(Stored records)
------------------------
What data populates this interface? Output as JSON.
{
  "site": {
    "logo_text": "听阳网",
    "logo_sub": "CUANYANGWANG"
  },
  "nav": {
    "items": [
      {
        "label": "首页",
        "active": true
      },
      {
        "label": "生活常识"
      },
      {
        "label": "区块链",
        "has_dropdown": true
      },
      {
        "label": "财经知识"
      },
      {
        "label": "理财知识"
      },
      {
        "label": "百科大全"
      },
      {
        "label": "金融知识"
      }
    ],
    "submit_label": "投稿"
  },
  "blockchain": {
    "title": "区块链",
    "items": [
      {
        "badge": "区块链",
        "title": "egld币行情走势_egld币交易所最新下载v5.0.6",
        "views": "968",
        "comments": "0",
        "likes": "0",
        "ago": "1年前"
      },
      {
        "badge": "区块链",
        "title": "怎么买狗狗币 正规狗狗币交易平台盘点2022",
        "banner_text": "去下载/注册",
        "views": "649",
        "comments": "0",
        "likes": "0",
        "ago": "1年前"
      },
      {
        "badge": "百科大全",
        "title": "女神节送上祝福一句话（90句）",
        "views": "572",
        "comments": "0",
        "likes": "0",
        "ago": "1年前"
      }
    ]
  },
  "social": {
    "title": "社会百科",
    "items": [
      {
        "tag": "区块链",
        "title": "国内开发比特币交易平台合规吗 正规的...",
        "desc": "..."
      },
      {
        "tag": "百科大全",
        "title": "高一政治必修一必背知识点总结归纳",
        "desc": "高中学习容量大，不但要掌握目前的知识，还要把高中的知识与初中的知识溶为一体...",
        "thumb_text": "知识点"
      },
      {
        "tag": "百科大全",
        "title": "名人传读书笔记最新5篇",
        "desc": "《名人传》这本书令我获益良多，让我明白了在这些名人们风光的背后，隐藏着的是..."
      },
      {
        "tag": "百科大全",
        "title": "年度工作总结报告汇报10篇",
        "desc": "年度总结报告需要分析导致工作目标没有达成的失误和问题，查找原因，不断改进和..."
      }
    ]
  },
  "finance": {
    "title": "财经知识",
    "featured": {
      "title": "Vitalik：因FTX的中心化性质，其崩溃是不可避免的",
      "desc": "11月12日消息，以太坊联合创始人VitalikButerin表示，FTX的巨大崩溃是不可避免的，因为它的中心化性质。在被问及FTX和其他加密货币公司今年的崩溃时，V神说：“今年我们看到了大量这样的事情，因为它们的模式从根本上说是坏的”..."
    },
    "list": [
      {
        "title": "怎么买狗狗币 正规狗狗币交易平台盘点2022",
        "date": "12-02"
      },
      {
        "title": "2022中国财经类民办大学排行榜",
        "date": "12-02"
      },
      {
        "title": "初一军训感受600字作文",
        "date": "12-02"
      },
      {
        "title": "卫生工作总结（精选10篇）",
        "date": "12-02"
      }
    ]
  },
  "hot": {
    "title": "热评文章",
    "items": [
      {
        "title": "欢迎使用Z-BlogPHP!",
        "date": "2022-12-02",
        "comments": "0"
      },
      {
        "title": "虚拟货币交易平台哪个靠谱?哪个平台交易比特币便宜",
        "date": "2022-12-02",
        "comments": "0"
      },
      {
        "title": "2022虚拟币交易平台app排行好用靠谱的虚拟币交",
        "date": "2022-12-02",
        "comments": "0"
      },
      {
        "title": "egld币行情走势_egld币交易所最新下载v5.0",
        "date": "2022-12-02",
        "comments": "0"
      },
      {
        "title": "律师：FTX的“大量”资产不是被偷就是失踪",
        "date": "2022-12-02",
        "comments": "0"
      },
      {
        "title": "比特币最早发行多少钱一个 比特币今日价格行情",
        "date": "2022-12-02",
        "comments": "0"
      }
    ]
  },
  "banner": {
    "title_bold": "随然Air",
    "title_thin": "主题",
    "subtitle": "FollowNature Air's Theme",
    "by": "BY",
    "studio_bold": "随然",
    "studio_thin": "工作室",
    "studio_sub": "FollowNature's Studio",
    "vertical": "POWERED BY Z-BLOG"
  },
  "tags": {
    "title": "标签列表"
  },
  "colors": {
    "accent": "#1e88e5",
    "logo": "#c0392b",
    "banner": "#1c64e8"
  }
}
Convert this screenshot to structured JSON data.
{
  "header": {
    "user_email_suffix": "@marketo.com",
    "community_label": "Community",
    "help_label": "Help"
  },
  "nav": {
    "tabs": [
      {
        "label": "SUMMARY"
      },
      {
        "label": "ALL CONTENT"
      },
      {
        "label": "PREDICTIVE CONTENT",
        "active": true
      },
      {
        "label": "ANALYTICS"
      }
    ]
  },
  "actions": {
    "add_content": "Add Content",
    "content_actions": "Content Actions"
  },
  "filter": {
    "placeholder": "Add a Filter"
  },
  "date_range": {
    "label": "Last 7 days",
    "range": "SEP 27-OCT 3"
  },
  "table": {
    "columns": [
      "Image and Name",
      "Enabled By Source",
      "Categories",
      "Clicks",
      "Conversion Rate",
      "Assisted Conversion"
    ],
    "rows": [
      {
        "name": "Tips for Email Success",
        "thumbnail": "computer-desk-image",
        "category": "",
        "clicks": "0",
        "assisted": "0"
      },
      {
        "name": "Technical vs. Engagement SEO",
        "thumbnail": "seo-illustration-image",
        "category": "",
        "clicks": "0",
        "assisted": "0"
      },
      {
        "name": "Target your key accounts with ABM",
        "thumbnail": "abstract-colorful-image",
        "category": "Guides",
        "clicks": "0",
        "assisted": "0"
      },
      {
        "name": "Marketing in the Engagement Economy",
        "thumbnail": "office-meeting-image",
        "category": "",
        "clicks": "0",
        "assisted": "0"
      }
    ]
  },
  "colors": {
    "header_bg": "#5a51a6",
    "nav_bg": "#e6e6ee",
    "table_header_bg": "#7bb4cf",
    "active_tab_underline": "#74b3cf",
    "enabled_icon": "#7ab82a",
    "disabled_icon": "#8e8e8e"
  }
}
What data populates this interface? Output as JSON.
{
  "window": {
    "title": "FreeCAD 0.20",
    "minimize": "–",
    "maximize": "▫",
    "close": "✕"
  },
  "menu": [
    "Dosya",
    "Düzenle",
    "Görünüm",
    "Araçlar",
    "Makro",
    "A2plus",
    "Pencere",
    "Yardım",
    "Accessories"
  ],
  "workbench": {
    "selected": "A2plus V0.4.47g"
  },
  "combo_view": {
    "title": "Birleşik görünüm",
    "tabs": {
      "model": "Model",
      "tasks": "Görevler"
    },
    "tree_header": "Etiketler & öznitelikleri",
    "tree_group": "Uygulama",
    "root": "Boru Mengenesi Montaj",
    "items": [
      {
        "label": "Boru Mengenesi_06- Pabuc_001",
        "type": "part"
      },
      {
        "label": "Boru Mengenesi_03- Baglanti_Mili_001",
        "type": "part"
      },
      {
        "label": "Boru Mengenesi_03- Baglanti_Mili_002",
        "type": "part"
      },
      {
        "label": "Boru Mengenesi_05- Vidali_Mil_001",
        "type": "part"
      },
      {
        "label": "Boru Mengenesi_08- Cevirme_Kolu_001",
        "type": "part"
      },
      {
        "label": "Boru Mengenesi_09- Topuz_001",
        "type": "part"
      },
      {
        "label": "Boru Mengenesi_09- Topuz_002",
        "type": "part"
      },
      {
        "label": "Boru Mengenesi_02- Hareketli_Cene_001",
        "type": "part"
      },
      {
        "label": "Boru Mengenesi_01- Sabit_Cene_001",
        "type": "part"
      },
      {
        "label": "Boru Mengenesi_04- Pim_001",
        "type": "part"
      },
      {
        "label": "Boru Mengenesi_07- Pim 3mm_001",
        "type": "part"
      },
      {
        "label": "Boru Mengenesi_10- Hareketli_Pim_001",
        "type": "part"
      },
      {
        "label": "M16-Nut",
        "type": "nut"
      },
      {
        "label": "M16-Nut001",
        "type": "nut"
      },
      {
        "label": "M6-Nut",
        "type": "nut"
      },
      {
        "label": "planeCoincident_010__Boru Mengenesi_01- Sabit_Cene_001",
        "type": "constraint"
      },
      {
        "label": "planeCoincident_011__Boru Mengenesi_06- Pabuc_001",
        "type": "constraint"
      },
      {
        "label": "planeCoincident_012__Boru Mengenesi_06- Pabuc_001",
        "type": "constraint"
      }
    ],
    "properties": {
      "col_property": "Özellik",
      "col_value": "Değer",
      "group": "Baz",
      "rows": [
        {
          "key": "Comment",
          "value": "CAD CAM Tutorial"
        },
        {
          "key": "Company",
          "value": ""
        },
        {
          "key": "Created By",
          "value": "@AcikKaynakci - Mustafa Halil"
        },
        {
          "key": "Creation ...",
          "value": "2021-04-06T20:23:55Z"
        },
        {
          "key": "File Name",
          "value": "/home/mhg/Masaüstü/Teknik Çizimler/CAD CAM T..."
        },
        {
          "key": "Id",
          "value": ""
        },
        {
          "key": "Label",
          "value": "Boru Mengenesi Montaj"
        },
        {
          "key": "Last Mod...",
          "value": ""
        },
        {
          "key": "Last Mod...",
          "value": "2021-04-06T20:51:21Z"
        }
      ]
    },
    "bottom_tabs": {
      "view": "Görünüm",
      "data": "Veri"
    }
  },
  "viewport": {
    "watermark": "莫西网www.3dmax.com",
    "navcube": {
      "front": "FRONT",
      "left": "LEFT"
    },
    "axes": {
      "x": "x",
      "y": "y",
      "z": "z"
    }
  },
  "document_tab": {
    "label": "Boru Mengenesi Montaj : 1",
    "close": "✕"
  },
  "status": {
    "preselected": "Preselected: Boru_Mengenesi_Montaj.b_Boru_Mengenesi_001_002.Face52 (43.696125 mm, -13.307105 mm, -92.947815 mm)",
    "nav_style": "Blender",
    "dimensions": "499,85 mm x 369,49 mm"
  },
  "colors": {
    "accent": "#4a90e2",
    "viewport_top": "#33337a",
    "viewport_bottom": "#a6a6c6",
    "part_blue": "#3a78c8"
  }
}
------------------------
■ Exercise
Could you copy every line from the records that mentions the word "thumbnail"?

■ Result of the task
        "thumbnail": "computer-desk-image",
        "thumbnail": "seo-illustration-image",
        "thumbnail": "abstract-colorful-image",
        "thumbnail": "office-meeting-image",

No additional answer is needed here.